MBAs turning to writing is actually not surprising because many Indian B-school graduates are simply exceptionally bright individuals who followed the easiest path available to them. An IIM or XLRI campus is invariably host to a pool of versatile talents. And for these young people who could have been artists, musicians or filmmakers, treading the road to respect and riches has been less fraught with risk.
Interestingly, all these MBA-turned-authors are currently based abroad. Perhaps they have more 'spare time' there? Both Kaushal and Khanna are, in fact, currently on sabbaticals from work. "You cannot write about something unless you put sufficient distance between it and yourself," muses Kaushal. "Since Piece Of Cake drew so heavily from personal experiences in the corporate world (though it's by no means a memoir) I don't think I could have written it while I was still working." Dhar, however, feels the solitude that comes with living abroad leads to introspection.
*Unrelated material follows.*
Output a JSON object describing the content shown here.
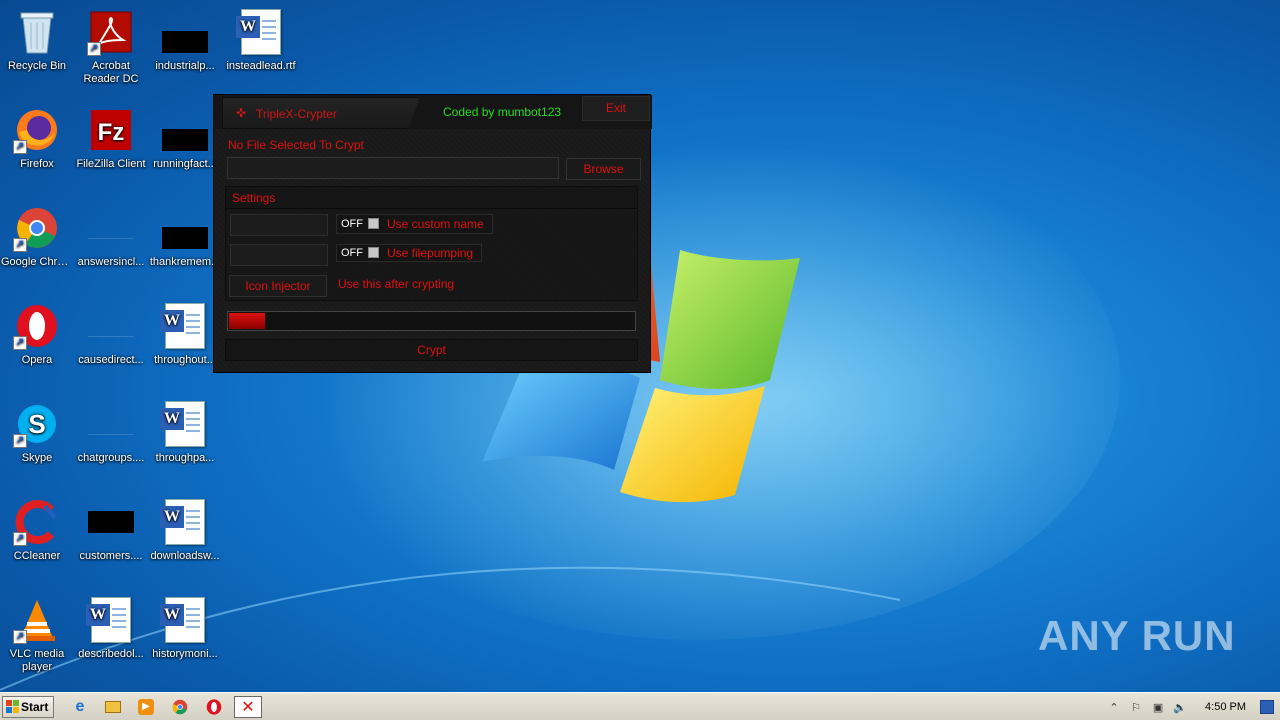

Hence, the self expression. Post Flashpoint, he has written a collection of poetry, Face In The Mirror, which was published in early 2004. Khanna is also on to her next book - a set of 12 short stories for children titled Chari Thatha's Nature Stories. Kaushal's second book goes a "little deeper" and focusses on a 15-year-old girl.Meanwhile, Five Point Someone is being made into a film. Movie rights to the novel were snapped up by Ten Films in June 2004. Thirty-something director Ritesh Sinha, a former advertising man, who says he relates completely with the book, promises "not to ruin the gripping story with song and dance sequences". For one MBA-turned-novelist at least, that's a dream debut - with a fairytale ending.